Signature of the prescriber • Makes the prescription a legal document • Include degree • Two signature lines required • Dispense as written • Substitution permitted
Date prescribed • Scheduled II drugs can only be dispensed within 7 days of data on RX • All prescriptions expire after one year • CV-CIII can be filled for 5 times in 6 months maximum
Prescriber identification • Name • For controlled substances: • Address • Phone • DEA printed or stamped on the RX • Drug Enforcement Agency (DEA)-US Government
Renewal instructions or refill information • Indicate either no refills or the number of refills you want • Proper use insures patient gets the amount of drug you intend
To obtain any benefit from a prescription • The prescription order must be filled • The patient must take the medication • The patient is monitored for untoward reactions

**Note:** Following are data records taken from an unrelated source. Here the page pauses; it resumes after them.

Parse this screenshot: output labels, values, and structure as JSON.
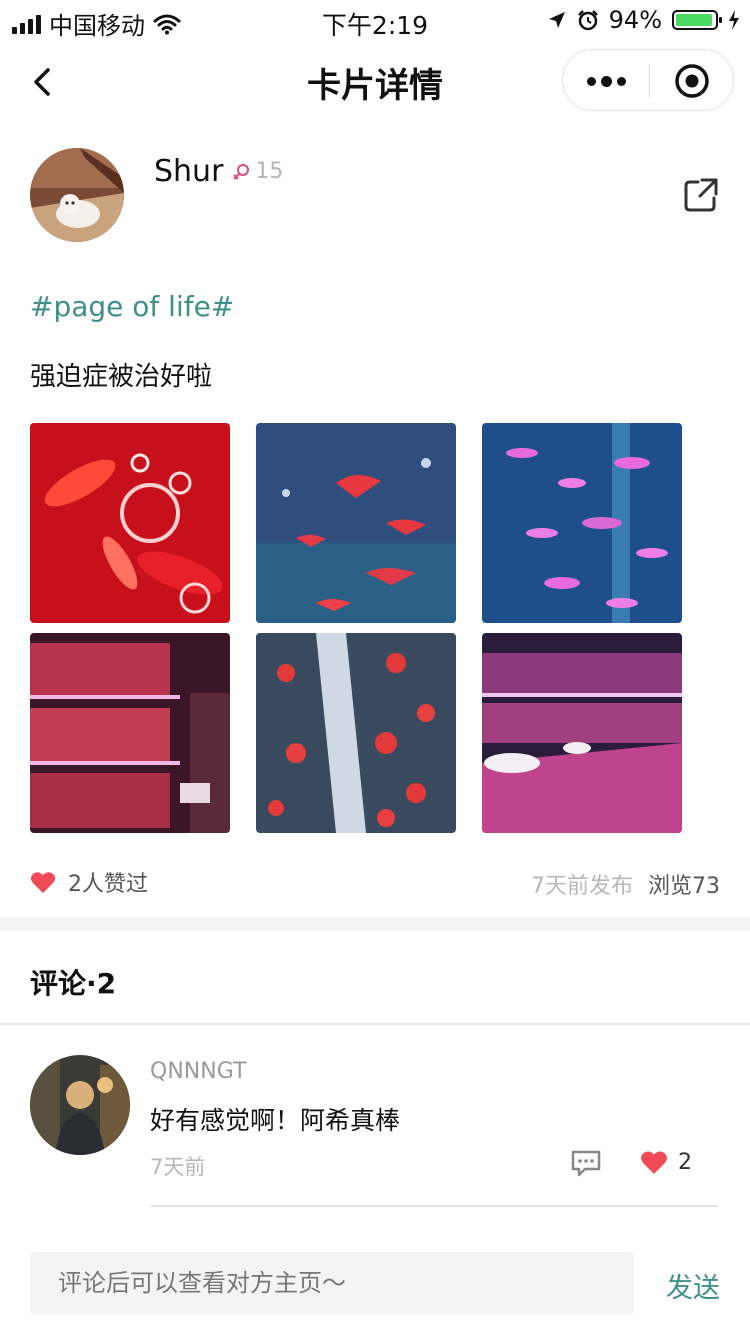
{
  "status_bar": {
    "carrier": "中国移动",
    "time": "下午2:19",
    "battery": "94%",
    "battery_level": 0.94
  },
  "nav": {
    "title": "卡片详情",
    "icons": [
      "back-chevron-icon",
      "more-dots-icon",
      "close-target-icon"
    ]
  },
  "post": {
    "author": "Shur",
    "gender_icon": "female-icon",
    "level": "15",
    "hashtag": "#page of life#",
    "text": "强迫症被治好啦",
    "photos": [
      "red-fish-bubbles",
      "red-guppies-blue-tank",
      "pink-tetras-blue-tank",
      "aquarium-shop-shelves",
      "red-fish-bubble-stream",
      "aquarium-shop-tubs"
    ],
    "likes": "2人赞过",
    "posted": "7天前发布",
    "views": "浏览73",
    "accent_color": "#3f8f8a",
    "like_color": "#f04a57"
  },
  "comments": {
    "header": "评论·2",
    "items": [
      {
        "name": "QNNNGT",
        "text": "好有感觉啊！阿希真棒",
        "time": "7天前",
        "likes": "2"
      }
    ]
  },
  "composer": {
    "placeholder": "评论后可以查看对方主页～",
    "send": "发送"
  }
}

How to Read a Prescription Sample 1 • Diagnosis is high cholesterol • Zocor 10 mg.This is the name of the medication and the dose.Sig: i po qhsYour instructions are to take 1 pill, by mouth, at bedtime.Dispense #90You will be given 90 pills, enough for about 3 months.Refill 0 timesYour doctor has indicated no refills, most likely because she would like to check your blood cholesterol and then decide if you need more medication or a different dose.DAW left blankYour pharmacist will most likely give you simvastatin, the generic version of Zocor.

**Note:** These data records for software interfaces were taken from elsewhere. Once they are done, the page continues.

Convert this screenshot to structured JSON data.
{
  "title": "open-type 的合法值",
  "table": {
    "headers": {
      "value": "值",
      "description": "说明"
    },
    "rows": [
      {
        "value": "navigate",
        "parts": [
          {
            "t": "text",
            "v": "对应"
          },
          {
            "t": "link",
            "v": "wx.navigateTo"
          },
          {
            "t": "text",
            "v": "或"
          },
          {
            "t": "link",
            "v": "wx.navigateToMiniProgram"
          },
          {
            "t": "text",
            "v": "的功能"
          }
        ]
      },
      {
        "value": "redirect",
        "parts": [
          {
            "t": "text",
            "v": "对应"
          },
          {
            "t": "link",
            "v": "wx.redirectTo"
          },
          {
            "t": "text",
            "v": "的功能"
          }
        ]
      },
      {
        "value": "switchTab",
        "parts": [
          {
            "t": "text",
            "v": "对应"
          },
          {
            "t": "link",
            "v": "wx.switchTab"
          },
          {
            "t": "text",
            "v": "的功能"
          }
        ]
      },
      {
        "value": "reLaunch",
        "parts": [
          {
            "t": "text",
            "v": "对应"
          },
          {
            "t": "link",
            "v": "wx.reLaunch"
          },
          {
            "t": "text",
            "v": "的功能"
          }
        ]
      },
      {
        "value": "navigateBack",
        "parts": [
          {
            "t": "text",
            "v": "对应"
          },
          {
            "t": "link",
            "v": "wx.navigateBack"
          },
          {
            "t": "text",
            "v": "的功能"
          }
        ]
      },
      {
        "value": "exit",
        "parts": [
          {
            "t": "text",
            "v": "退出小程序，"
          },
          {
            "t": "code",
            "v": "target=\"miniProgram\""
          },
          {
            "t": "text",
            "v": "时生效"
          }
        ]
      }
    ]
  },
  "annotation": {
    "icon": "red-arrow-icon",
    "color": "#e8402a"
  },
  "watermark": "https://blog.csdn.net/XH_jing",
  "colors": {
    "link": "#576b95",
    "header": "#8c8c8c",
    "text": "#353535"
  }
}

How to Read a Prescription Sample 2 • Diagnosis is type 2 diabetes Glucophage 500 mg.This is the name of the medication and the dose.Sig: i po bid pcYour instructions are to take 1 pill, by mouth, twice each day, after meals - this means that you should take this medication right after breakfast and right after dinner.Dispense #90You will be given 90 pills, enough for about 3 months.Refill 3 timesYour doctor has indicated 3 refills, enough medication for one year. This may mean that your diabetes is "stable" and well controlled on this medication.DAW left blankYour pharmacist will most likely give you metformin, the generic version of Glucophage

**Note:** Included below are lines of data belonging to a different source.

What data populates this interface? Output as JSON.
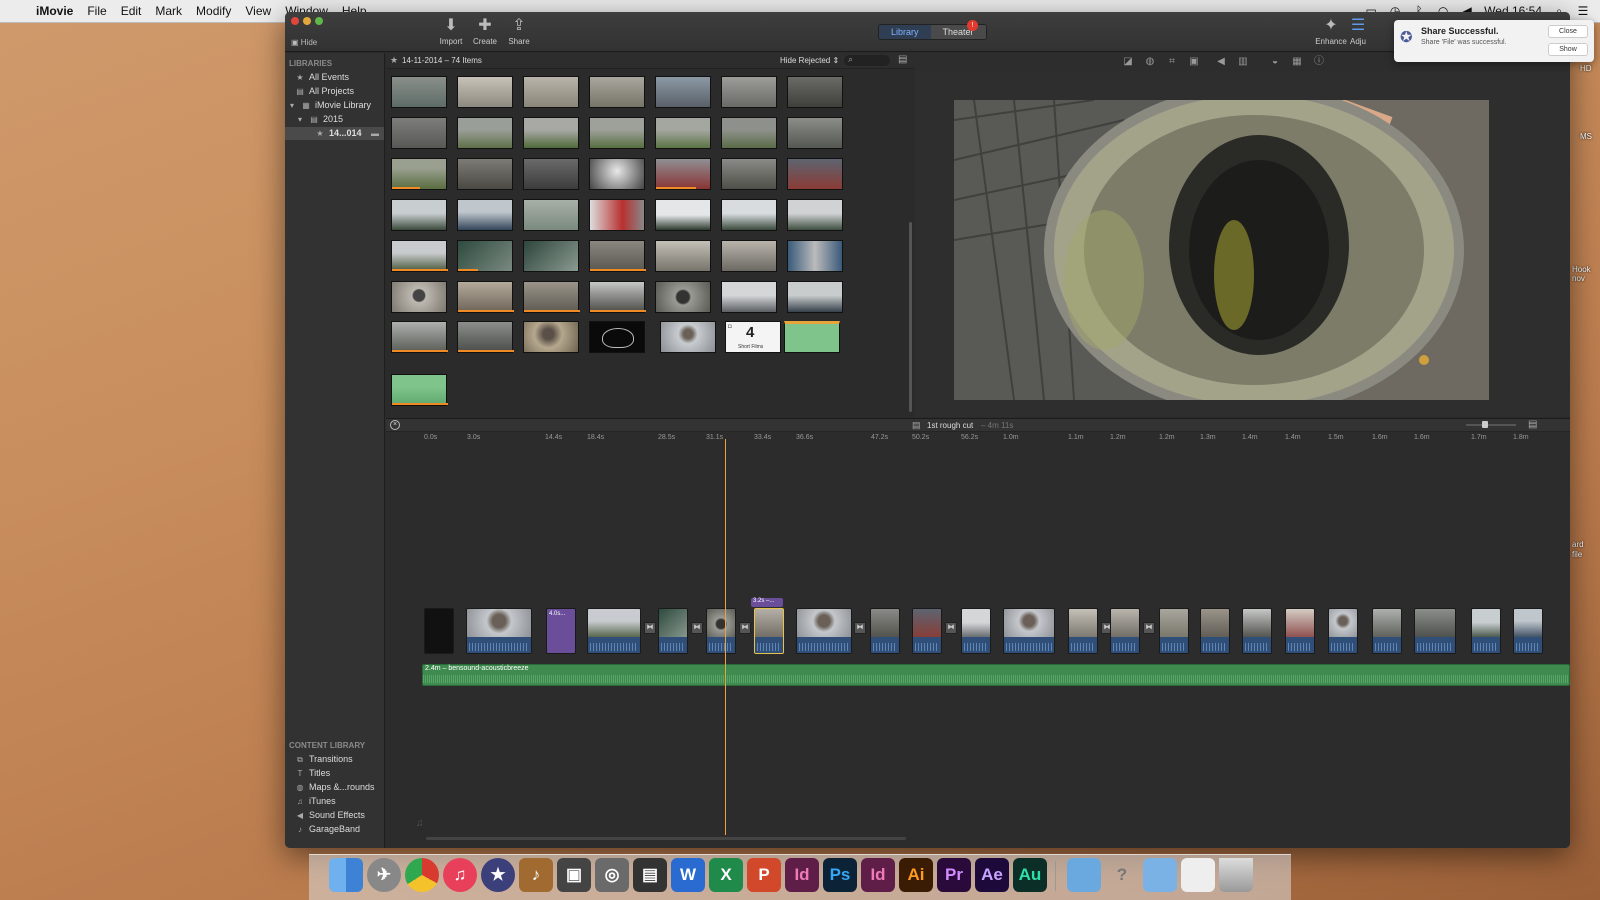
{
  "menubar": {
    "app": "iMovie",
    "items": [
      "File",
      "Edit",
      "Mark",
      "Modify",
      "View",
      "Window",
      "Help"
    ],
    "clock": "Wed 16:54"
  },
  "toolbar": {
    "hide": "Hide",
    "import": "Import",
    "create": "Create",
    "share": "Share",
    "library_tab": "Library",
    "theater_tab": "Theater",
    "theater_badge": "!",
    "enhance": "Enhance",
    "adjust": "Adju"
  },
  "sidebar": {
    "libraries_header": "LIBRARIES",
    "items": [
      "All Events",
      "All Projects",
      "iMovie Library",
      "2015",
      "14...014"
    ],
    "content_header": "CONTENT LIBRARY",
    "content_items": [
      "Transitions",
      "Titles",
      "Maps &...rounds",
      "iTunes",
      "Sound Effects",
      "GarageBand"
    ]
  },
  "browser": {
    "event_title": "14-11-2014 – 74 Items",
    "filter": "Hide Rejected",
    "thumb_title_card": "Short Films"
  },
  "timeline": {
    "project_title": "1st rough cut",
    "duration": "– 4m 11s",
    "ticks": [
      "0.0s",
      "3.0s",
      "14.4s",
      "18.4s",
      "28.5s",
      "31.1s",
      "33.4s",
      "36.6s",
      "47.2s",
      "50.2s",
      "56.2s",
      "1.0m",
      "1.1m",
      "1.2m",
      "1.2m",
      "1.3m",
      "1.4m",
      "1.4m",
      "1.5m",
      "1.6m",
      "1.6m",
      "1.7m",
      "1.8m"
    ],
    "title_clip_label": "4.0s...",
    "selected_clip_label": "3.2s –...",
    "music_label": "2.4m – bensound-acousticbreeze"
  },
  "notification": {
    "title": "Share Successful.",
    "body": "Share 'File' was successful.",
    "close": "Close",
    "show": "Show"
  },
  "desktop": {
    "labels": [
      "HD",
      "MS",
      "Hook",
      "nov",
      "ard",
      "file"
    ]
  },
  "dock": {
    "letter_apps": [
      "W",
      "X",
      "P",
      "Id",
      "Ps",
      "Id",
      "Ai",
      "Pr",
      "Ae",
      "Au"
    ]
  },
  "colors": {
    "accent": "#7fb1ff",
    "playhead": "#f0a040",
    "music": "#3f8a4e",
    "audio": "#2f4f78"
  }
}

How to Read a Prescription Sample 3 • Diagnosis is high blood pressure Diovan 40 mg.This is the name of the medication and the dose.Sig: i po qdYour instructions are to take 1 pill, by mouth, once each day - you most likely can take this medication either before or after a meal since your doctor did not say otherwise.Dispense #90You will be given 90 pills, enough for about 3 months.Refill 0 timesYour doctor has indicated no refills, most likely because she would like to check your blood pressure and then decide if you need more medication or a different dose.DAW left blankYour pharmacist will give you Diovan since there is no generic available for this drug